• **How to complete this task**:
Report back each line of the data that contains the word "username".

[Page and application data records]
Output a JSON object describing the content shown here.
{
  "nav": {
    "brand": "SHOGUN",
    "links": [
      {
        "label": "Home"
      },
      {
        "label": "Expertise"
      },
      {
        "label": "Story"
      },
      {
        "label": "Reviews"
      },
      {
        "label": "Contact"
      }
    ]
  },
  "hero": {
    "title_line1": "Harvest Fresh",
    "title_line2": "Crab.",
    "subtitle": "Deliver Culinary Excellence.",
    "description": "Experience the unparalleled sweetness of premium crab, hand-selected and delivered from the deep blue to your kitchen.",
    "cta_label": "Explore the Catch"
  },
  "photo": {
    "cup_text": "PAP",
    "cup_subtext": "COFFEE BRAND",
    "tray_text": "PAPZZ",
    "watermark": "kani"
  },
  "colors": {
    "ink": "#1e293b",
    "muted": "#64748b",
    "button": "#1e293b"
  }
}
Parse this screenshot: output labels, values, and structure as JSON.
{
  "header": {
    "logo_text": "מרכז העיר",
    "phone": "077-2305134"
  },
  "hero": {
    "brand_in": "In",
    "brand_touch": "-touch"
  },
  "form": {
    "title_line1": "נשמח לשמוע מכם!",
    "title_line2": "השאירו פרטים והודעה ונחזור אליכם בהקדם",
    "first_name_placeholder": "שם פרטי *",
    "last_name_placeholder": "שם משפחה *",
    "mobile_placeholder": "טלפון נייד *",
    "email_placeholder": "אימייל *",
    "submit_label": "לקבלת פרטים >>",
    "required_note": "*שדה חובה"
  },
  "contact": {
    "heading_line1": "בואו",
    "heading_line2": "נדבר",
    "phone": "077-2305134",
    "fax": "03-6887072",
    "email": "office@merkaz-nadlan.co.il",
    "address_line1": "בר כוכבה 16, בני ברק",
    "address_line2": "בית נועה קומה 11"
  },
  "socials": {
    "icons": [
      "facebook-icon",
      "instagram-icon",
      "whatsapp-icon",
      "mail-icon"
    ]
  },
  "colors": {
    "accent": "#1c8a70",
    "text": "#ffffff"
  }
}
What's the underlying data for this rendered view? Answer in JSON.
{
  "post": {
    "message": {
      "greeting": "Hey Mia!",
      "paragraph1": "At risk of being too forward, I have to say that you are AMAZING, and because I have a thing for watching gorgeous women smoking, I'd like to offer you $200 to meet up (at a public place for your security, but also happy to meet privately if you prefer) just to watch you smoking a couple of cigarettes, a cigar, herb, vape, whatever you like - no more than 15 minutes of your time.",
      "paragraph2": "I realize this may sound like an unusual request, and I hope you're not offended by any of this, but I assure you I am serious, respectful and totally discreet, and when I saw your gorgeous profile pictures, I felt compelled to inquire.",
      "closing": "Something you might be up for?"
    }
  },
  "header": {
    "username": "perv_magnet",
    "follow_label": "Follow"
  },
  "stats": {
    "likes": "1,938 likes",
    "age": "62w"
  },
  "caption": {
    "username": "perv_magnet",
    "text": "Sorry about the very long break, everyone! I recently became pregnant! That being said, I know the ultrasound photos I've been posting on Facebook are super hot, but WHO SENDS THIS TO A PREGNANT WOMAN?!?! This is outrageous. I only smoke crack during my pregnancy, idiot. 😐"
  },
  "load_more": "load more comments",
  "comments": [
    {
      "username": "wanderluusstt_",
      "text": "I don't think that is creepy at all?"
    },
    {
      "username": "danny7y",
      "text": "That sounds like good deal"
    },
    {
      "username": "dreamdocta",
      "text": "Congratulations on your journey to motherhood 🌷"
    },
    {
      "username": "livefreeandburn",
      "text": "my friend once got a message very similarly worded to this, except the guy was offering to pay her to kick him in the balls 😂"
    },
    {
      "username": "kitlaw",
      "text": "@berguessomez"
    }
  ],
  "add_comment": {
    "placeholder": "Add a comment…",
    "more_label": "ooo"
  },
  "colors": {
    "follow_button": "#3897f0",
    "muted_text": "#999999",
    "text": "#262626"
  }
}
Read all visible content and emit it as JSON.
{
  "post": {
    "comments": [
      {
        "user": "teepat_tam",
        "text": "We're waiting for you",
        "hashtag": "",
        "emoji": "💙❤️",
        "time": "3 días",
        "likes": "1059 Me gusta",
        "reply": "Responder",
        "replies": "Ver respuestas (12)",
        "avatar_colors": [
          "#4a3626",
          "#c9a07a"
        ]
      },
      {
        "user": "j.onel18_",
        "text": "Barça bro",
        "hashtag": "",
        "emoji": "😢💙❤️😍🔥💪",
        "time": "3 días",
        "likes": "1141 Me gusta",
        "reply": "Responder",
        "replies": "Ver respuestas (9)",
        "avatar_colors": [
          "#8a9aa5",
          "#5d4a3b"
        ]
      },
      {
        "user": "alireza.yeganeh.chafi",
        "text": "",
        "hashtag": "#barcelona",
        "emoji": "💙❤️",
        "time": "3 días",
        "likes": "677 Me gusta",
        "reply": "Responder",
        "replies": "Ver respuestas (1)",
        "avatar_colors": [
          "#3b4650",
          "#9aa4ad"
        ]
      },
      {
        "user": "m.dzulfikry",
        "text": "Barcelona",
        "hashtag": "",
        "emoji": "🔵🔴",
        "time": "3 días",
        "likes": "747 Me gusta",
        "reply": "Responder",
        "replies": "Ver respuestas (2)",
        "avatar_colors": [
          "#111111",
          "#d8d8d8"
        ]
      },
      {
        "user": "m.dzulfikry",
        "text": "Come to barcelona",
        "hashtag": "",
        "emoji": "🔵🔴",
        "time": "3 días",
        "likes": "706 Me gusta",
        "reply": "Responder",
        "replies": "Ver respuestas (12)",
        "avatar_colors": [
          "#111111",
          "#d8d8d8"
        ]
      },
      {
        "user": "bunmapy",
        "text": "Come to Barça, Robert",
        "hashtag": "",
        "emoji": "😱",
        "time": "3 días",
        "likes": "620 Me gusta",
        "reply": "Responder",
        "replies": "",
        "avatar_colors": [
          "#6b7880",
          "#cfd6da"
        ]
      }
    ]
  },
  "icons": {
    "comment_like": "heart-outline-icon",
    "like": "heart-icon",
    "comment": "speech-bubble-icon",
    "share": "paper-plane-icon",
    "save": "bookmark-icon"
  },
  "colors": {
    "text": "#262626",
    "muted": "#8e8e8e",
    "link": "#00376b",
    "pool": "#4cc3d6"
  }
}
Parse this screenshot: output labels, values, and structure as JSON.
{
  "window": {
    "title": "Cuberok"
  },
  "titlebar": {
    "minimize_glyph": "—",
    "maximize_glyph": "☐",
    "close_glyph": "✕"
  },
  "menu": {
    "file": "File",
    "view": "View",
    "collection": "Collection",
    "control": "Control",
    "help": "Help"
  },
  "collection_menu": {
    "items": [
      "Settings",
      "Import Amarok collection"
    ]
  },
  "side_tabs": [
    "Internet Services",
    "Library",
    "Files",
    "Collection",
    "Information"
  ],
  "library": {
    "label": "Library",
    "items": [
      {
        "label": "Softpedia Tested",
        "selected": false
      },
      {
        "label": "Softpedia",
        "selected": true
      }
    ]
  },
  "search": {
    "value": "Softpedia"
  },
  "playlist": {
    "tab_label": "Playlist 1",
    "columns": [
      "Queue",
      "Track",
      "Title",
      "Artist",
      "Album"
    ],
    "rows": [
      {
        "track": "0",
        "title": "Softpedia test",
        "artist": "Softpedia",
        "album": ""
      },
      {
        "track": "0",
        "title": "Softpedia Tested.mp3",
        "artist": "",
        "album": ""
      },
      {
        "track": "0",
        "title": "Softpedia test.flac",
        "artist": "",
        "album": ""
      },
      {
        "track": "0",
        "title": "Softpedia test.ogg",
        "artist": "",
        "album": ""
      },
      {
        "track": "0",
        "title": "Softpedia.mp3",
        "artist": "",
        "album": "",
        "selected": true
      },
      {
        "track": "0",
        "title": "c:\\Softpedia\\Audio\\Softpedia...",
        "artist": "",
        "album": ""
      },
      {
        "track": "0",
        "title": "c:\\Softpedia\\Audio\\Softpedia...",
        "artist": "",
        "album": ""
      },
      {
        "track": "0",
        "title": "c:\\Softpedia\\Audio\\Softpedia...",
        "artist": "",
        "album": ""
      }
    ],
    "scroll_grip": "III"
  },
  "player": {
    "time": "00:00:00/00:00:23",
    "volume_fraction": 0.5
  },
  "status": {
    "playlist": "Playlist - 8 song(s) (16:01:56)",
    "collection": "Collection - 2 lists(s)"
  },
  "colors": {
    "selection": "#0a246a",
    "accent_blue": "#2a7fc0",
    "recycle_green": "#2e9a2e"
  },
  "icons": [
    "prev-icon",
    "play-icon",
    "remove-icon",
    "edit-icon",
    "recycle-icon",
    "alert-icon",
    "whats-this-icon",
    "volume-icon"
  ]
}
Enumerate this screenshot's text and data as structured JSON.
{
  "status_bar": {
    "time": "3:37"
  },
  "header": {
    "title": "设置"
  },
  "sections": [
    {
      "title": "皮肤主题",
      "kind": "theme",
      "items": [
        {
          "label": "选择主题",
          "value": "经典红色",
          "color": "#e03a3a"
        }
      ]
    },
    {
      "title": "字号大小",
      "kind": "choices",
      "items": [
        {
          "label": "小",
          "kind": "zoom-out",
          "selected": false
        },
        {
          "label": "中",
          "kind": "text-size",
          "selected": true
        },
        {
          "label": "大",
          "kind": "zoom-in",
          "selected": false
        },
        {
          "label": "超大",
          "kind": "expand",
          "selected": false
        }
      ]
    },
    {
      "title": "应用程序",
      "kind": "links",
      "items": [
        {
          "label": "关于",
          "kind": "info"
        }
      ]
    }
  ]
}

• **Solution for this problem**:
    "username": "perv_magnet",
    "username": "perv_magnet",
      "username": "wanderluusstt_",
      "username": "danny7y",
      "username": "dreamdocta",
      "username": "livefreeandburn",
      "username": "kitlaw",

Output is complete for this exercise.